Librettists: Mary Franklin, Ashley Pearson
Director: Mary Franklin
Musical Director: Juliane Gallant
Reviewer: Karl O’Doherty
All credit must go, once again, to the King’s Head for its mission to open opera up to those who see it as something for someone else. This version of Carmen from co-librettists Mary Franklin, Ashley Pearson takes the story of the Spanish gypsy and brings it bang up to contemporary Britain. It feels very much in keeping with Bizet’s aim of reflecting a more everyday life, rather than the grand operatic stories popular in his own time.
Carmen is no longer a vamp outside a tobacco factory, but a hospital cleaner who flirts with Jose, a nurse, on their cigarette break. She steals drugs, he catches her but takes the blame herself after a promise of faithful love. Trouble starts when he gets out on bail a few months later and Carmen’s attention is no longer just for him. Her choice of the flashy Arsenal striker Escamillio over bail-skipper Jose is unacceptable to the former nurse with tragic consequences for poor Carmen.
Stripped back to three cast members (the core love triangle) the story can become very flexible. This is a production that seeks to resonate with a modern audience with immigrant nurses, domestic violence, coffee shops, sneaking a look at a partner’s phone and more all thrown in to make the connection. The libretto is clear, with excellent enunciation from all three performers throughout – getting over a common problem of sung texts, even in English.
The set design from Anna Lewis is adventurous but unfortunately distracts from the performance. Dominated by a glowing red sign shouting “Love Will Set You Free” it not only pulls the eye, but calls to mind other extremely famous signs from history which told us that “work” instead of “love” will set you free. This historical reference is not mirrored at all in the work, so it’s a sledgehammer blow that hits in entirely the wrong place. The final scene is also performed behind a semi-opaque curtain – its red colouring distorts the view of Carmen in her red dress behind and really interrupts the final dramatic moments.
The strength of this production is, interestingly, in illustrating the potential truth of that very statement. “Love will set you free” is a line sung by Carmen – and this show eloquently makes the case for that being possible, showcasing the danger and claustrophobia of being in a relationship where jealousy and anger masquerade as love, ensnaring everyone in its strangling grip.
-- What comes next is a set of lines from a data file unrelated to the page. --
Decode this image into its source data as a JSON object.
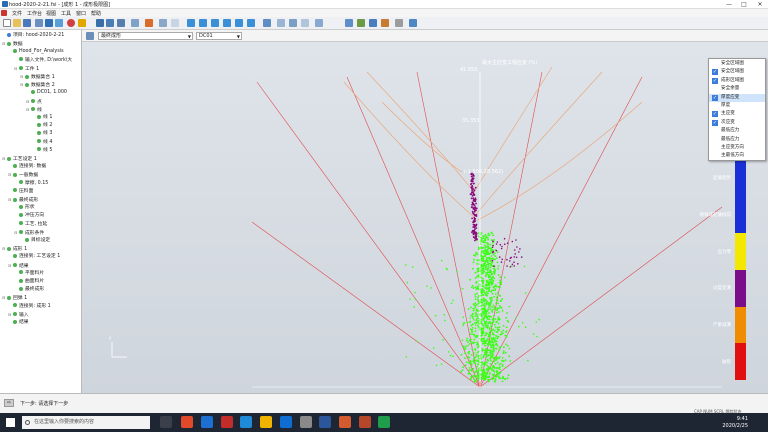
{
  "window": {
    "title": "hood-2020-2-21.fsi - [成形 1 - 成形极限图]",
    "controls": [
      "—",
      "□",
      "✕"
    ]
  },
  "menu": [
    "文件",
    "工作台",
    "视图",
    "工具",
    "窗口",
    "帮助"
  ],
  "toolbar2": {
    "view_dropdown": "最终成形",
    "step_dropdown": "DC01"
  },
  "tree": [
    {
      "label": "项目: hood-2020-2-21",
      "level": 0,
      "type": "root"
    },
    {
      "label": "数据",
      "level": 0,
      "type": "folder"
    },
    {
      "label": "Hood_For_Analysis",
      "level": 1,
      "type": "item"
    },
    {
      "label": "输入文件, D:\\work\\大",
      "level": 2,
      "type": "item"
    },
    {
      "label": "工件 1",
      "level": 2,
      "type": "folder"
    },
    {
      "label": "数据集合 1",
      "level": 3,
      "type": "folder"
    },
    {
      "label": "数据集合 2",
      "level": 3,
      "type": "folder"
    },
    {
      "label": "DC01, 1.000",
      "level": 4,
      "type": "item"
    },
    {
      "label": "点",
      "level": 4,
      "type": "folder"
    },
    {
      "label": "线",
      "level": 4,
      "type": "folder"
    },
    {
      "label": "线 1",
      "level": 5,
      "type": "item"
    },
    {
      "label": "线 2",
      "level": 5,
      "type": "item"
    },
    {
      "label": "线 3",
      "level": 5,
      "type": "item"
    },
    {
      "label": "线 4",
      "level": 5,
      "type": "item"
    },
    {
      "label": "线 5",
      "level": 5,
      "type": "item"
    },
    {
      "label": "工艺设定 1",
      "level": 0,
      "type": "folder"
    },
    {
      "label": "连接到: 数据",
      "level": 1,
      "type": "item"
    },
    {
      "label": "一般数据",
      "level": 1,
      "type": "folder"
    },
    {
      "label": "摩擦, 0.15",
      "level": 2,
      "type": "item"
    },
    {
      "label": "压料面",
      "level": 1,
      "type": "item"
    },
    {
      "label": "最终成形",
      "level": 1,
      "type": "folder"
    },
    {
      "label": "形状",
      "level": 2,
      "type": "item"
    },
    {
      "label": "冲压方向",
      "level": 2,
      "type": "item"
    },
    {
      "label": "工艺, 拉延",
      "level": 2,
      "type": "item"
    },
    {
      "label": "成形条件",
      "level": 2,
      "type": "folder"
    },
    {
      "label": "目标设定",
      "level": 3,
      "type": "item"
    },
    {
      "label": "成形 1",
      "level": 0,
      "type": "folder"
    },
    {
      "label": "连接到: 工艺设定 1",
      "level": 1,
      "type": "item"
    },
    {
      "label": "结果",
      "level": 1,
      "type": "folder"
    },
    {
      "label": "平面料片",
      "level": 2,
      "type": "item"
    },
    {
      "label": "曲面料片",
      "level": 2,
      "type": "item"
    },
    {
      "label": "最终成形",
      "level": 2,
      "type": "item"
    },
    {
      "label": "回弹 1",
      "level": 0,
      "type": "folder"
    },
    {
      "label": "连接到: 成形 1",
      "level": 1,
      "type": "item"
    },
    {
      "label": "输入",
      "level": 1,
      "type": "folder"
    },
    {
      "label": "结果",
      "level": 1,
      "type": "item"
    }
  ],
  "chart": {
    "title": "最大主应变工程应变 (%)",
    "tick_labels": [
      "41.655",
      "35.353"
    ],
    "point_label": "(-1.508,28.562)",
    "axis_label": "y"
  },
  "context_menu": [
    {
      "label": "安全区域图",
      "checked": false
    },
    {
      "label": "安全区域图",
      "checked": true
    },
    {
      "label": "成形区域图",
      "checked": true
    },
    {
      "label": "安全余量",
      "checked": false
    },
    {
      "label": "厚度应变",
      "checked": true,
      "highlight": true
    },
    {
      "label": "厚度",
      "checked": false
    },
    {
      "label": "主应变",
      "checked": true
    },
    {
      "label": "次应变",
      "checked": true
    },
    {
      "label": "最低应力",
      "checked": false
    },
    {
      "label": "最低应力",
      "checked": false
    },
    {
      "label": "主应变方向",
      "checked": false
    },
    {
      "label": "主最低方向",
      "checked": false
    }
  ],
  "legend": [
    {
      "label": "起皱趋势",
      "color": "#1b2fd6"
    },
    {
      "label": "褶皱或起皱倾向",
      "color": "#1b2fd6"
    },
    {
      "label": "应力零",
      "color": "#f5e800"
    },
    {
      "label": "过度变薄",
      "color": "#7a0e8a"
    },
    {
      "label": "严重减薄",
      "color": "#f08c00"
    },
    {
      "label": "破裂",
      "color": "#e01010"
    }
  ],
  "status": {
    "prompt": "下一步: 请选择下一步",
    "indicators": "CAP NUM SCRL 跟踪状态"
  },
  "taskbar": {
    "search_placeholder": "在这里输入你要搜索的内容",
    "time": "9:41",
    "date": "2020/2/25"
  },
  "colors": {
    "accent": "#3b7dd8",
    "safe_points": "#39ff14",
    "wrinkle_points": "#8a0a7a",
    "limit_lines": "#e04a4a",
    "forming_curves": "#e8a87c"
  }
}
Musically, the three performers (Jane Monari as Carmen, Mike Bradley as Jose and Dan D’Souza as Escamillio) are excellent to listen to – crisp and powerful and very entertaining as they deliver the famous music. It’s difficult to believe this version of Carmen as a flirt – the energy doesn’t quite come off, but her characterisation as a victim of circumstance rather than an ill-fated adventuress is very engaging. They’re all wrapped up in a playful soundscape from David Eaton that interacts with the music, the singing and the story to create a fully engaging piece.
The visuals aside, it’s a great introduction to Carmen’s story and the capacity for opera to deal with contemporary themes. It feels new, rather than re-written or adapted and shows the versatility of the artform.
Runs until 9 March 2019 | Image: Contributed